03 April 2020
New Delhi: In a major relief to New Delhi Television Ltd (NDTV), the Supreme Court on Friday allowed its appeal to quash the notice issued by the Income Tax Department seeking reassessment of income assessment for the financial year 2007-08 for allegedly round-tripping hundreds of crores of rupees from foreign sources.
A bench comprising Justices L. Nageswara Rao and Deepak Gupta said, "We accordingly allow the appeal by holding that the notice issued to the assessee (NDTV) shows sufficient reasons to believe on the part of the assessing officer to reopen the assessment but since the revenue has failed to show non-disclosure of facts, the notice having been issued after a period of four years is required to be quashed."
However, the apex court clarified that though it quashed the 2015 notice on technical ground, it left it open for the revenue department to issue a fresh notice under pertinent IT provisions.
"The revenue department may issue a fresh notice taking benefit of the second proviso if otherwise permissible under law," said the apex court.
The assessing officer had issued notices to NDTV under Section 148 of the Income Tax Act on the ground of escaping income from assessment.
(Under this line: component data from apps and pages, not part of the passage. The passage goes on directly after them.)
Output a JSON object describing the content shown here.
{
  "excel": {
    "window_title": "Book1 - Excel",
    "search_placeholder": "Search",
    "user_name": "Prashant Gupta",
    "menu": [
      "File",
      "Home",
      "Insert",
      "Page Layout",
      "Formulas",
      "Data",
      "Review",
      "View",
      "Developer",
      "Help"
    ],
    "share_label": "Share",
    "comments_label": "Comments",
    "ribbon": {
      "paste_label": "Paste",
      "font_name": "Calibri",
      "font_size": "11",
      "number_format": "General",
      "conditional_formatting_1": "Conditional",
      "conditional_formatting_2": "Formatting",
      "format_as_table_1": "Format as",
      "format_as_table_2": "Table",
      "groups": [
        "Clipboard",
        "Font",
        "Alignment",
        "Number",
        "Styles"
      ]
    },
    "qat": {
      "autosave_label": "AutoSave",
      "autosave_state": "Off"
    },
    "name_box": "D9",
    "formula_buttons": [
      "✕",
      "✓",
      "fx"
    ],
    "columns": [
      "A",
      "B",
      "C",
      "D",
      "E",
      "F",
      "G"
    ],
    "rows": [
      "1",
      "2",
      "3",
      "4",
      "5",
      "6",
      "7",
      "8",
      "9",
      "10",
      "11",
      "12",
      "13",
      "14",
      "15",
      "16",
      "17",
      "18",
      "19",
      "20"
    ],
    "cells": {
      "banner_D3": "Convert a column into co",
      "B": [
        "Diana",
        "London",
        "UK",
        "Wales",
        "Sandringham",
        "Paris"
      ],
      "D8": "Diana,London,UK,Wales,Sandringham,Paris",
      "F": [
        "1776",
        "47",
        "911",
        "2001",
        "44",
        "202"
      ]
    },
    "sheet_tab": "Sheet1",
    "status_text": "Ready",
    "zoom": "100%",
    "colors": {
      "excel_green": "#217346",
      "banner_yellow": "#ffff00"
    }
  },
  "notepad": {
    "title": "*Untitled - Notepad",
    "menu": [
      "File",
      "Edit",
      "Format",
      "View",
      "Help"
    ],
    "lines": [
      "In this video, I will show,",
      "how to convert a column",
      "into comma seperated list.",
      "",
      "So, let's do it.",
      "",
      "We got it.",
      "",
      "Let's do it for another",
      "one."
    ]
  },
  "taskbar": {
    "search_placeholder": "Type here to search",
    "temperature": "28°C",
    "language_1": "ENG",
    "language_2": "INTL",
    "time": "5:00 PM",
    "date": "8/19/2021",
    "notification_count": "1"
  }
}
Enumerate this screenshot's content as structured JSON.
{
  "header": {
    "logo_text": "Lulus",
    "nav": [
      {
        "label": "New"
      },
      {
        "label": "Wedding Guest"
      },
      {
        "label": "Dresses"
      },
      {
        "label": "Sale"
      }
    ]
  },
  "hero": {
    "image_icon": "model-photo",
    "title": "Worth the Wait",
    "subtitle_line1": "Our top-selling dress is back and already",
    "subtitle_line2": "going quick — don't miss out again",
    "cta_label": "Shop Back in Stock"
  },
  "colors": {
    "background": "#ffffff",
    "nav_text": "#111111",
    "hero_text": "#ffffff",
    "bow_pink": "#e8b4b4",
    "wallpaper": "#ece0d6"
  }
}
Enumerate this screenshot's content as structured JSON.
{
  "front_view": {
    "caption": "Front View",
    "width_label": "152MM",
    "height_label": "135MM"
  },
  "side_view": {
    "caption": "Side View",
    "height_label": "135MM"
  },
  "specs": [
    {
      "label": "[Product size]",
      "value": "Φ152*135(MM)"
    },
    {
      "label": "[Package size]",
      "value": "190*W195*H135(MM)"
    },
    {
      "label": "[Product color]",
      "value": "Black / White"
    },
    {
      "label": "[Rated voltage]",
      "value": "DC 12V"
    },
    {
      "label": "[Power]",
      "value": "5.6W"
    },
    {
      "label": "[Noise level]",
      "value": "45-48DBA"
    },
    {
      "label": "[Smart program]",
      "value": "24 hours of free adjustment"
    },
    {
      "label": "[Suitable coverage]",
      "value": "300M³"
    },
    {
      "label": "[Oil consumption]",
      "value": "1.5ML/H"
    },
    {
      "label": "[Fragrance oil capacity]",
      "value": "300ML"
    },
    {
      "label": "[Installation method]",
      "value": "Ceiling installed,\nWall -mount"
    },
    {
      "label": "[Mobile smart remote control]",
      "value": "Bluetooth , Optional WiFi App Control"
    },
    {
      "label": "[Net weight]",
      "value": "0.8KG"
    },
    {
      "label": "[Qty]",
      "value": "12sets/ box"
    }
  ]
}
"The assessee then asked for reasons and thereafter on August 4, 2015, the reasons were supplied. The main reason given was that in the following assessment year, i.e. assessment year 2009-10, the assessing officer had proposed a substantial addition of Rs 642 crore to the account of the assessee on account of monies raised by the assessee through its subsidiaries NDTV BV, The Netherlands, NDTV Networks BV, The Netherlands (NNBV), NDTV Networks International Holdings BV, The Netherlands (NNIH) and NNPLCa, observed the court.
The apex court said that these notices were time-barred, hence unsustainable. NDTV had urged that no income was derived from the foreign entity and a loan cannot be termed to be an asset or an income and had submitted that the notice cannot be said to have been issued under the second proviso.
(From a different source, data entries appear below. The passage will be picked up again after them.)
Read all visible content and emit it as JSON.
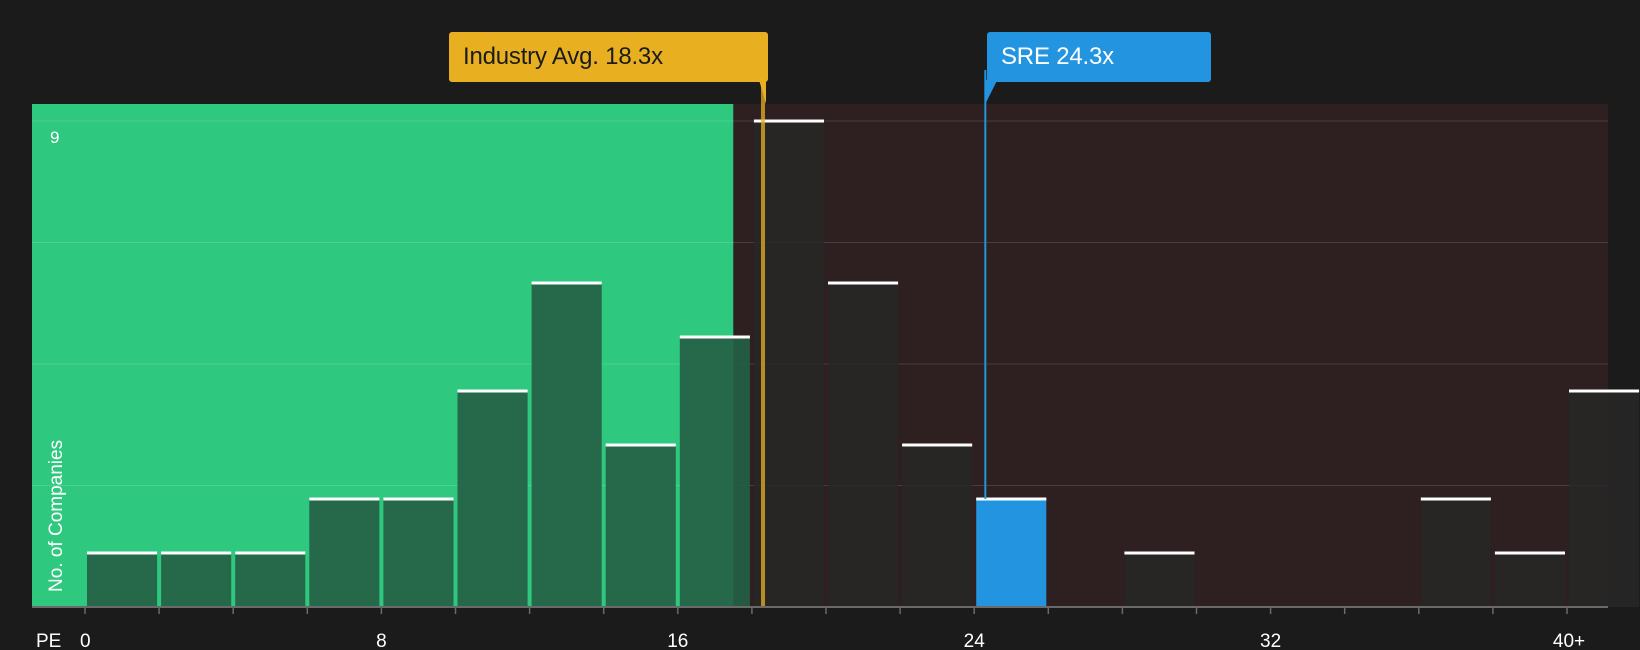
{
  "colors": {
    "background": "#1b1b1b",
    "below_zone": "#2ec97f",
    "above_zone": "#2e1f20",
    "bar_in_green": "#255f45",
    "bar_dark": "#272727",
    "company_bar": "#2394e0",
    "industry_line": "#e8b020",
    "company_line": "#2394e0",
    "bar_cap": "#ffffff"
  },
  "chart_data": {
    "type": "bar",
    "metric_label": "PE",
    "ylabel": "No. of Companies",
    "ytick_label": "9",
    "xtick_labels": [
      "0",
      "8",
      "16",
      "24",
      "32",
      "40+"
    ],
    "xlim": [
      0,
      41
    ],
    "ylim": [
      0,
      9
    ],
    "bin_width": 2,
    "bins": [
      {
        "start": 0,
        "count": 1
      },
      {
        "start": 2,
        "count": 1
      },
      {
        "start": 4,
        "count": 1
      },
      {
        "start": 6,
        "count": 2
      },
      {
        "start": 8,
        "count": 2
      },
      {
        "start": 10,
        "count": 4
      },
      {
        "start": 12,
        "count": 6
      },
      {
        "start": 14,
        "count": 3
      },
      {
        "start": 16,
        "count": 5
      },
      {
        "start": 18,
        "count": 9
      },
      {
        "start": 20,
        "count": 6
      },
      {
        "start": 22,
        "count": 3
      },
      {
        "start": 24,
        "count": 2,
        "highlight": true
      },
      {
        "start": 26,
        "count": 0
      },
      {
        "start": 28,
        "count": 1
      },
      {
        "start": 30,
        "count": 0
      },
      {
        "start": 32,
        "count": 0
      },
      {
        "start": 34,
        "count": 0
      },
      {
        "start": 36,
        "count": 2
      },
      {
        "start": 38,
        "count": 1
      },
      {
        "start": 40,
        "count": 4
      }
    ],
    "industry_avg": {
      "value": 18.3,
      "label": "Industry Avg. 18.3x"
    },
    "company": {
      "ticker": "SRE",
      "value": 24.3,
      "label": "SRE 24.3x"
    }
  }
}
Citing the 2015 notice, the apex court said, "There is no case set up in relation to the second proviso either in the notice or even in the reasons supplied on August 4, 2015 with regard to the notice.
"It is only while rejecting the objections of the assessee that reference has been made to the second proviso in the order of disposal of objections dated November 23, 2015."
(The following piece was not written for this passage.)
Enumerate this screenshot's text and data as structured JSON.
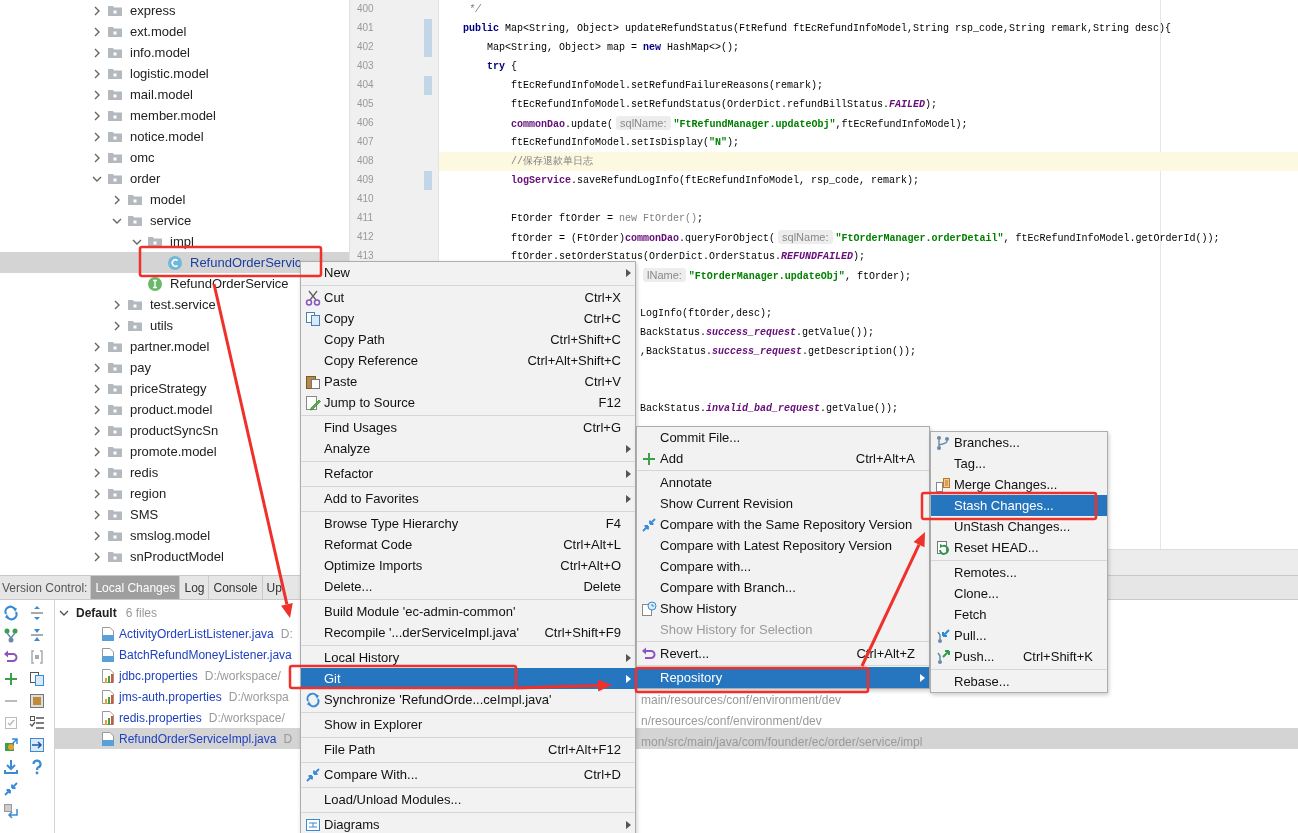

The top court examined whether the revenue department can take the benefit of the extended period of limitation of six years for initiating proceedings under the first proviso Section 147 of the Act.
"This can only be done if the revenue can show that the assessee had failed to disclose fully and truly all the material facts necessary for its assessment," the top court noted.
The court said that in its view, NDTV was not guilty of nondisclosure of material facts. "We are clearly of the view that the notice and reasons given thereafter do not conform to the principles of natural justice and the assessee did not get a proper and adequate opportunity to reply to the allegations which are now being relied upon by the revenue," the apex court said.